--- Dataset records ---

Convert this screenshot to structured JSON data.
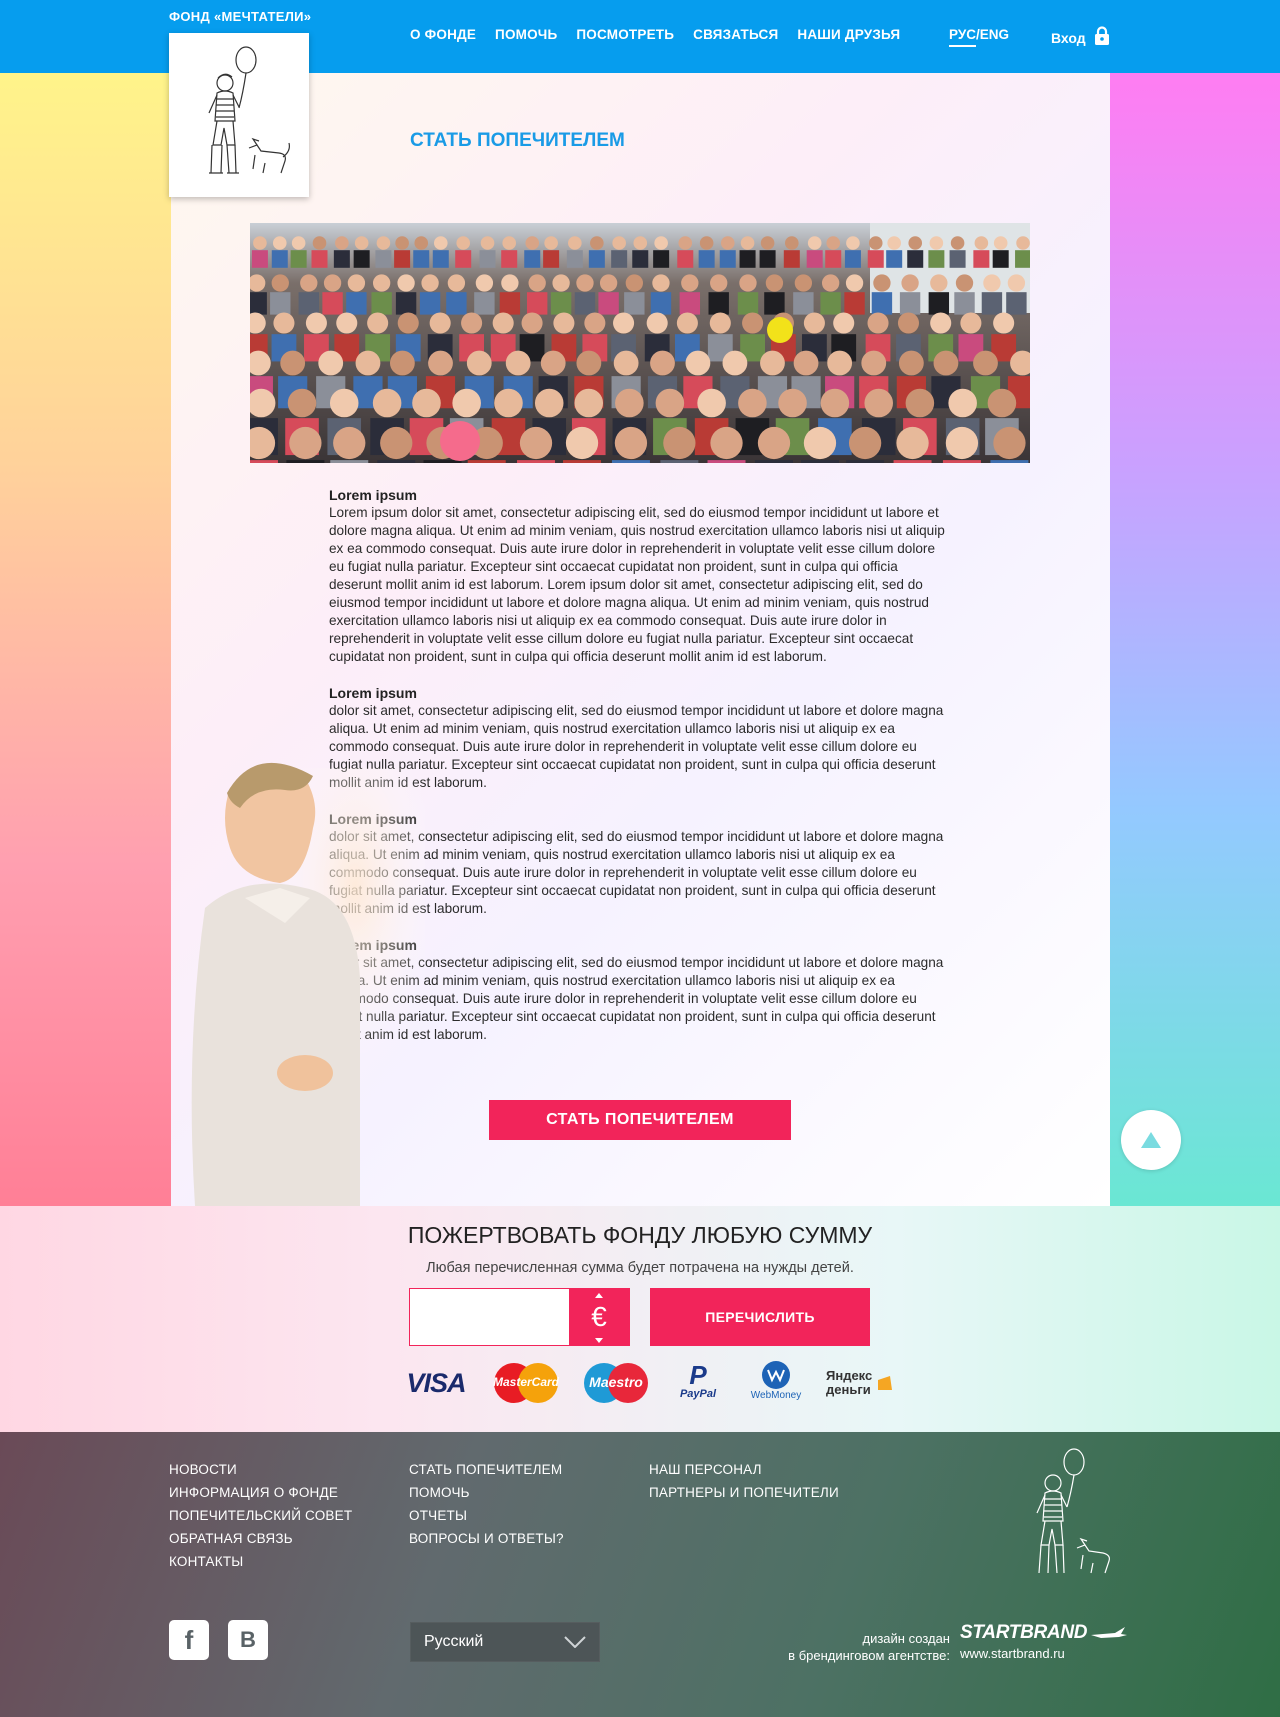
{
  "header": {
    "brand": "ФОНД «МЕЧТАТЕЛИ»",
    "nav": [
      "О ФОНДЕ",
      "ПОМОЧЬ",
      "ПОСМОТРЕТЬ",
      "СВЯЗАТЬСЯ",
      "НАШИ ДРУЗЬЯ"
    ],
    "lang_ru": "РУС",
    "lang_sep": "/",
    "lang_en": "ENG",
    "login": "Вход",
    "login_icon": "lock-icon"
  },
  "page": {
    "title": "СТАТЬ ПОПЕЧИТЕЛЕМ",
    "sections": [
      {
        "heading": "Lorem ipsum",
        "body": "Lorem ipsum dolor sit amet, consectetur adipiscing elit, sed do eiusmod tempor incididunt ut labore et dolore magna aliqua. Ut enim ad minim veniam, quis nostrud exercitation ullamco laboris nisi ut aliquip ex ea commodo consequat. Duis aute irure dolor in reprehenderit in voluptate velit esse cillum dolore eu fugiat nulla pariatur. Excepteur sint occaecat cupidatat non proident, sunt in culpa qui officia deserunt mollit anim id est laborum. Lorem ipsum dolor sit amet, consectetur adipiscing elit, sed do eiusmod tempor incididunt ut labore et dolore magna aliqua. Ut enim ad minim veniam, quis nostrud exercitation ullamco laboris nisi ut aliquip ex ea commodo consequat. Duis aute irure dolor in reprehenderit in voluptate velit esse cillum dolore eu fugiat nulla pariatur. Excepteur sint occaecat cupidatat non proident, sunt in culpa qui officia deserunt mollit anim id est laborum."
      },
      {
        "heading": "Lorem ipsum",
        "body": "dolor sit amet, consectetur adipiscing elit, sed do eiusmod tempor incididunt ut labore et dolore magna aliqua. Ut enim ad minim veniam, quis nostrud exercitation ullamco laboris nisi ut aliquip ex ea commodo consequat. Duis aute irure dolor in reprehenderit in voluptate velit esse cillum dolore eu fugiat nulla pariatur. Excepteur sint occaecat cupidatat non proident, sunt in culpa qui officia deserunt mollit anim id est laborum."
      },
      {
        "heading": "Lorem ipsum",
        "body": "dolor sit amet, consectetur adipiscing elit, sed do eiusmod tempor incididunt ut labore et dolore magna aliqua. Ut enim ad minim veniam, quis nostrud exercitation ullamco laboris nisi ut aliquip ex ea commodo consequat. Duis aute irure dolor in reprehenderit in voluptate velit esse cillum dolore eu fugiat nulla pariatur. Excepteur sint occaecat cupidatat non proident, sunt in culpa qui officia deserunt mollit anim id est laborum."
      },
      {
        "heading": "Lorem ipsum",
        "body": "dolor sit amet, consectetur adipiscing elit, sed do eiusmod tempor incididunt ut labore et dolore magna aliqua. Ut enim ad minim veniam, quis nostrud exercitation ullamco laboris nisi ut aliquip ex ea commodo consequat. Duis aute irure dolor in reprehenderit in voluptate velit esse cillum dolore eu fugiat nulla pariatur. Excepteur sint occaecat cupidatat non proident, sunt in culpa qui officia deserunt mollit anim id est laborum."
      }
    ],
    "cta": "СТАТЬ ПОПЕЧИТЕЛЕМ",
    "scroll_top_icon": "arrow-up-icon"
  },
  "donate": {
    "title": "ПОЖЕРТВОВАТЬ ФОНДУ ЛЮБУЮ СУММУ",
    "subtitle": "Любая перечисленная сумма будет потрачена на нужды детей.",
    "amount_value": "",
    "currency_symbol": "€",
    "submit": "ПЕРЕЧИСЛИТЬ",
    "payments": [
      "VISA",
      "MasterCard",
      "Maestro",
      "PayPal",
      "WebMoney",
      "Яндекс деньги"
    ]
  },
  "footer": {
    "col1": [
      "НОВОСТИ",
      "ИНФОРМАЦИЯ О ФОНДЕ",
      "ПОПЕЧИТЕЛЬСКИЙ СОВЕТ",
      "ОБРАТНАЯ СВЯЗЬ",
      "КОНТАКТЫ"
    ],
    "col2": [
      "СТАТЬ ПОПЕЧИТЕЛЕМ",
      "ПОМОЧЬ",
      "ОТЧЕТЫ",
      "ВОПРОСЫ И ОТВЕТЫ?"
    ],
    "col3": [
      "НАШ ПЕРСОНАЛ",
      "ПАРТНЕРЫ И ПОПЕЧИТЕЛИ"
    ],
    "social": [
      "facebook-icon",
      "vk-icon"
    ],
    "language_selected": "Русский",
    "credit_line1": "дизайн создан",
    "credit_line2": "в брендинговом агентстве:",
    "agency_name": "STARTBRAND",
    "agency_url": "www.startbrand.ru"
  },
  "colors": {
    "header_blue": "#069dee",
    "accent_pink": "#f2245a",
    "title_blue": "#1a9be6"
  }
}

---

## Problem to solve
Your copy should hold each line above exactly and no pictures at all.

## Problem solution
Convert this screenshot to structured JSON data.
{
  "header": {
    "brand": "ФОНД «МЕЧТАТЕЛИ»",
    "nav": [
      "О ФОНДЕ",
      "ПОМОЧЬ",
      "ПОСМОТРЕТЬ",
      "СВЯЗАТЬСЯ",
      "НАШИ ДРУЗЬЯ"
    ],
    "lang_ru": "РУС",
    "lang_sep": "/",
    "lang_en": "ENG",
    "login": "Вход",
    "login_icon": "lock-icon"
  },
  "page": {
    "title": "СТАТЬ ПОПЕЧИТЕЛЕМ",
    "sections": [
      {
        "heading": "Lorem ipsum",
        "body": "Lorem ipsum dolor sit amet, consectetur adipiscing elit, sed do eiusmod tempor incididunt ut labore et dolore magna aliqua. Ut enim ad minim veniam, quis nostrud exercitation ullamco laboris nisi ut aliquip ex ea commodo consequat. Duis aute irure dolor in reprehenderit in voluptate velit esse cillum dolore eu fugiat nulla pariatur. Excepteur sint occaecat cupidatat non proident, sunt in culpa qui officia deserunt mollit anim id est laborum. Lorem ipsum dolor sit amet, consectetur adipiscing elit, sed do eiusmod tempor incididunt ut labore et dolore magna aliqua. Ut enim ad minim veniam, quis nostrud exercitation ullamco laboris nisi ut aliquip ex ea commodo consequat. Duis aute irure dolor in reprehenderit in voluptate velit esse cillum dolore eu fugiat nulla pariatur. Excepteur sint occaecat cupidatat non proident, sunt in culpa qui officia deserunt mollit anim id est laborum."
      },
      {
        "heading": "Lorem ipsum",
        "body": "dolor sit amet, consectetur adipiscing elit, sed do eiusmod tempor incididunt ut labore et dolore magna aliqua. Ut enim ad minim veniam, quis nostrud exercitation ullamco laboris nisi ut aliquip ex ea commodo consequat. Duis aute irure dolor in reprehenderit in voluptate velit esse cillum dolore eu fugiat nulla pariatur. Excepteur sint occaecat cupidatat non proident, sunt in culpa qui officia deserunt mollit anim id est laborum."
      },
      {
        "heading": "Lorem ipsum",
        "body": "dolor sit amet, consectetur adipiscing elit, sed do eiusmod tempor incididunt ut labore et dolore magna aliqua. Ut enim ad minim veniam, quis nostrud exercitation ullamco laboris nisi ut aliquip ex ea commodo consequat. Duis aute irure dolor in reprehenderit in voluptate velit esse cillum dolore eu fugiat nulla pariatur. Excepteur sint occaecat cupidatat non proident, sunt in culpa qui officia deserunt mollit anim id est laborum."
      },
      {
        "heading": "Lorem ipsum",
        "body": "dolor sit amet, consectetur adipiscing elit, sed do eiusmod tempor incididunt ut labore et dolore magna aliqua. Ut enim ad minim veniam, quis nostrud exercitation ullamco laboris nisi ut aliquip ex ea commodo consequat. Duis aute irure dolor in reprehenderit in voluptate velit esse cillum dolore eu fugiat nulla pariatur. Excepteur sint occaecat cupidatat non proident, sunt in culpa qui officia deserunt mollit anim id est laborum."
      }
    ],
    "cta": "СТАТЬ ПОПЕЧИТЕЛЕМ",
    "scroll_top_icon": "arrow-up-icon"
  },
  "donate": {
    "title": "ПОЖЕРТВОВАТЬ ФОНДУ ЛЮБУЮ СУММУ",
    "subtitle": "Любая перечисленная сумма будет потрачена на нужды детей.",
    "amount_value": "",
    "currency_symbol": "€",
    "submit": "ПЕРЕЧИСЛИТЬ",
    "payments": [
      "VISA",
      "MasterCard",
      "Maestro",
      "PayPal",
      "WebMoney",
      "Яндекс деньги"
    ]
  },
  "footer": {
    "col1": [
      "НОВОСТИ",
      "ИНФОРМАЦИЯ О ФОНДЕ",
      "ПОПЕЧИТЕЛЬСКИЙ СОВЕТ",
      "ОБРАТНАЯ СВЯЗЬ",
      "КОНТАКТЫ"
    ],
    "col2": [
      "СТАТЬ ПОПЕЧИТЕЛЕМ",
      "ПОМОЧЬ",
      "ОТЧЕТЫ",
      "ВОПРОСЫ И ОТВЕТЫ?"
    ],
    "col3": [
      "НАШ ПЕРСОНАЛ",
      "ПАРТНЕРЫ И ПОПЕЧИТЕЛИ"
    ],
    "social": [
      "facebook-icon",
      "vk-icon"
    ],
    "language_selected": "Русский",
    "credit_line1": "дизайн создан",
    "credit_line2": "в брендинговом агентстве:",
    "agency_name": "STARTBRAND",
    "agency_url": "www.startbrand.ru"
  },
  "colors": {
    "header_blue": "#069dee",
    "accent_pink": "#f2245a",
    "title_blue": "#1a9be6"
  }
}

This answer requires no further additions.